That question does not concern a state statute or judicial procedures. It concerns contract interpretation and arbitration procedures. Arbitrators are well situated to answer that question. Given these considerations, along with the arbitration contracts’ sweeping language concerning the scope of the questions committed to arbitration, this matter of contract interpretation should be for the arbitrator, not the courts, to decide.

539 U.S. at 452-53 (citations omitted).

Bazzle was well received by the lower courts, and even though it was only a plurality opinion, many courts, parties and practitioners apparently thought that the arbitrability of consent-to-class-arbitration was a foregone conclusion after Bazzle even though the plurality’s rationale was endorsed by only four justices – a hat-tip to Associate Justice Stephen G. Breyer’s clearly and persuasively written plurality opinion.

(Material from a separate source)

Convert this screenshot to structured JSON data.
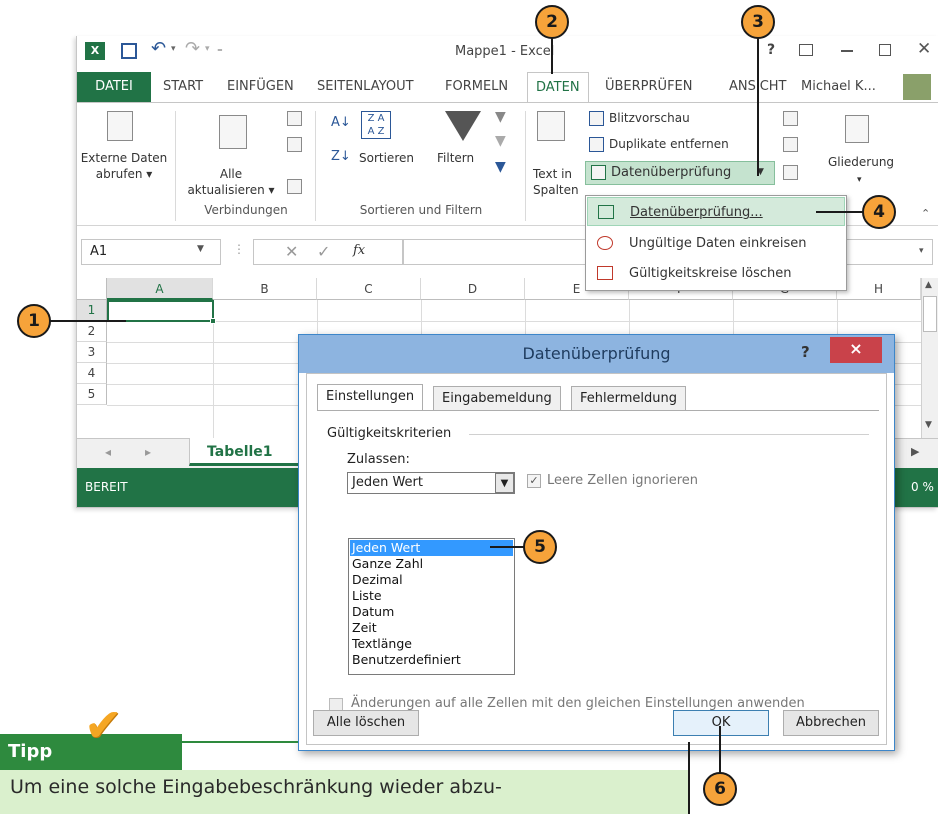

Some also apparently thought that Associate Justice John Paul Stevens’ concurring opinion was, for all intents and purposes, an endorsement of the plurality’s rationale, and that accordingly, Bazzle established precedent binding on the lower courts.

In 2003, prompted in part by Bazzle, the American Arbitration Association promulgated its Supplementary Rules for Class Arbitrations, Rule 3 of which directs the arbitrator or panel to “determine as a threshold matter, in a reasoned, partial, final award on the construction of the arbitration clause, whether the applicable arbitration clause permits the arbitration to proceed on behalf of or against a class.  .  .  .”  AAA Supplementary Rules, Rule 3.  The “Clause Construction” awards in Stolt-Nielsen and Oxford were made under Rule 3 of the AAA Supplementary Rules.

In light of Bazzle and the AAA Supplementary Rules, class-arbitration-consent-related disputes in cases where the relevant arbitration agreements did not expressly prohibit class arbitration – e.g., cases not involving class-arbitration waivers – were generally submitted to arbitration, usually pursuant to the AAA Supplementary Rules.  Most of the class-arbitration-related litigation concerned challenges to class arbitration waivers, rather than the arbitrability of class-arbitration-consent-related issues.

But Stolt-Nielsen explained that Bazzle did not establish binding precedent on any issue—including class-arbitration-consent arbitrability—because it “did not yield a majority decision.  .  .  .” See Stolt-Nielsen, 130 S. Ct. at 1772.  The Court said that “[u]nfortunately the opinions in Bazzle appear to have baffled the parties in this case at the time of the arbitration proceeding[,]” because “[f]or one thing, the parties appear to have believed that the judgment in Bazzle requires an arbitrator, not a court, to decide whether a contract permits class arbitration.”  Stolt-Nielsen, 130 S. Ct. at 1772 (citation omitted).  The Court did “not revisit that [allocation of decision-making power] question [in Stolt-Nielsen] because the parties’ supplemental agreement expressly assigned this issue to the arbitration panel, and no party argues that this assignment was impermissible.”  Id.

The Court underscored that same point in Oxford, noting that it “would face a different issue if Oxford had argued below that the availability of class arbitration is a so-called ‘question of arbitrability,’” an issue “Stolt-Nielsen made clear that [the Supreme Court] has not yet decided.  .  .  .”  Oxford, Slip op. at 4 n.2.    But Oxford gave the Court “no opportunity to do so because Oxford agreed that the arbitrator should determine whether its contract with Sutter authorized class procedures.”  Id Oxford submitted the issue to arbitration “not once but twice—and the second time after Stolt-Nielsen flagged that it might be a question of arbitrability.”  Id. Continue Reading »